In an interview with The Hollywood Reporter published Tuesday, Fox News anchor Chris Wallace accused the major news outlets—including his own—of “putting gasoline on the fire” of the Ferguson riots by setting up to cover at night before riots even broke out, in essence asking rioters to “do your worst, because we’ll be there.”
In a candid interview touching on his experiences in the news media and his opinions of the news media, Wallace provided several insights from an anchor’s perspective on the importance of questioning the media, focusing particularly on the irresponsible nature of the coverage of Ferguson. A few highlights:
On Fox News arising as a reaction to the left-leaning coverage of other news outlets:
We’re providing fair and balanced coverage, and part of that is because many of the other networks are tilted to the left, and we provide both sides of the story. … I defy anyone to watch Fox News Sunday and say the show tilts right or left. We’re equal opportunity inquisitors.
On the breaking of the old mainstream media monopoly and the importance of questioning the facts presented by news outlets:

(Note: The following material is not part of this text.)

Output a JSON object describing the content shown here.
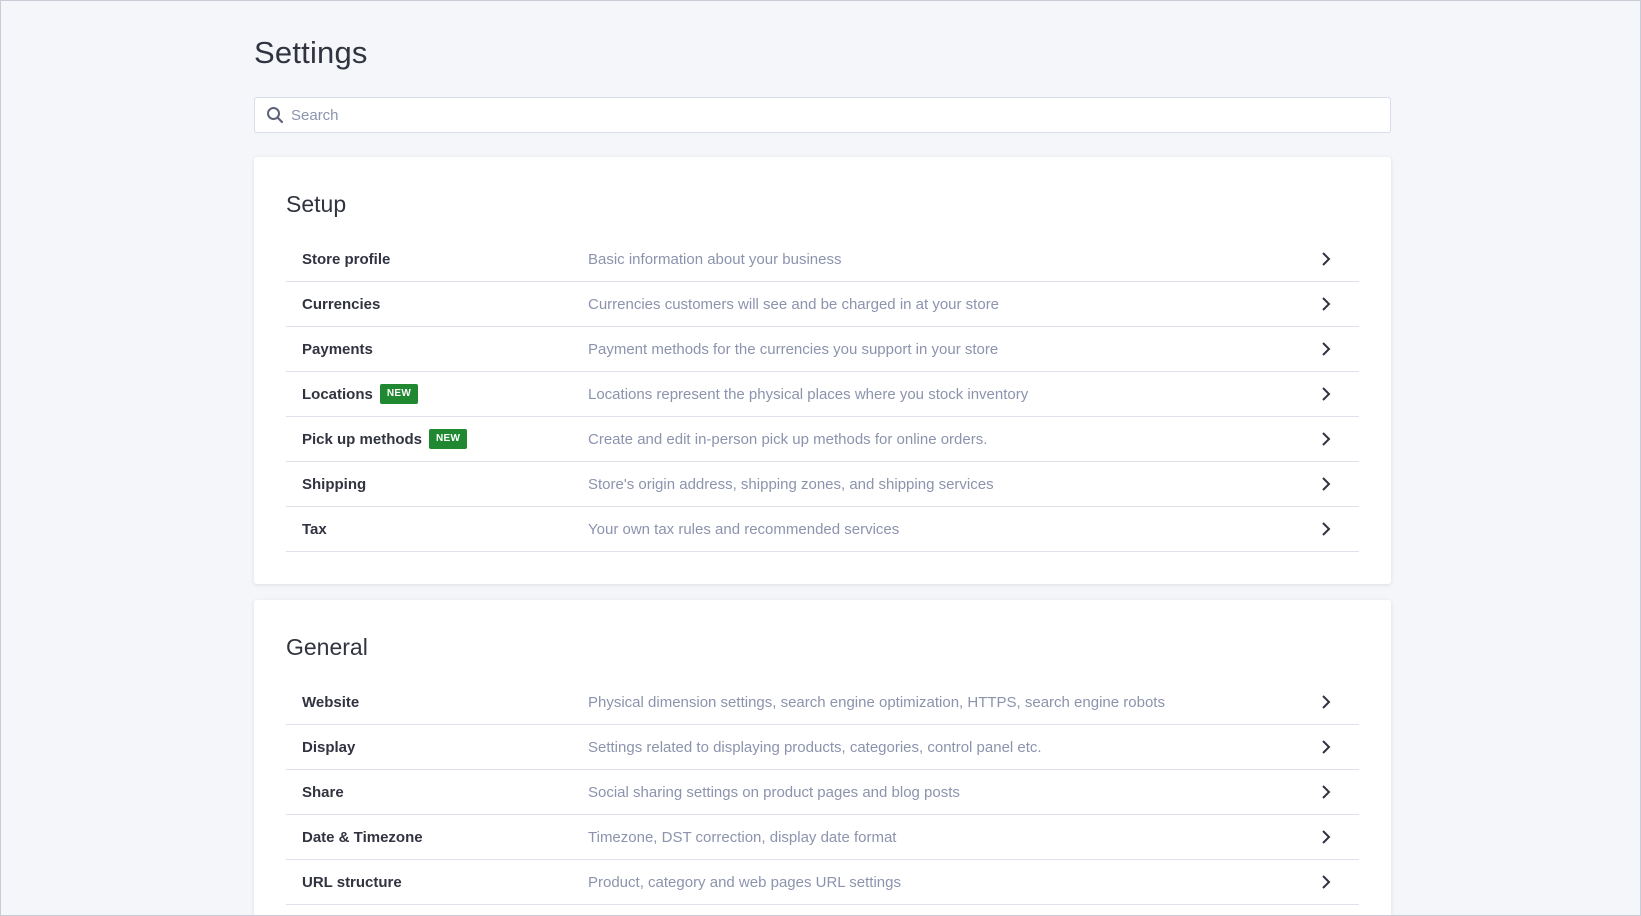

Well, we probably were not as well served by the fact that there were so few sources of news back then. There were points of views and sides of stories that weren’t expressed. I don’t have a problem with letting a thousand flowers bloom. It puts an onus on the news consumer — and maybe it’s good not to put too much trust in Uncle Walter, or anyone else.
On news outlets making the situation in Ferguson worse:
I will say this — and I was on vacation the main week of the riots — but I was troubled at the idea that all the cable networks, including my own, scheduled specials to cover the riots at night, before there were even riots those nights. In effect, it was putting gasoline on the fire and saying, "Come on out and do your worst, because we’ll be there." That was a mistake.
On whether or not Fox’s coverage of Ferguson was biased:
I can only talk about myself, and I was very proud of our debate with Jesse Jackson and Ben Carson. We got different views from inside the African-American community, personal responsibility, grievances, and to what degree the focus should be on the police and to what degree the focus should be on dysfunction among young black males.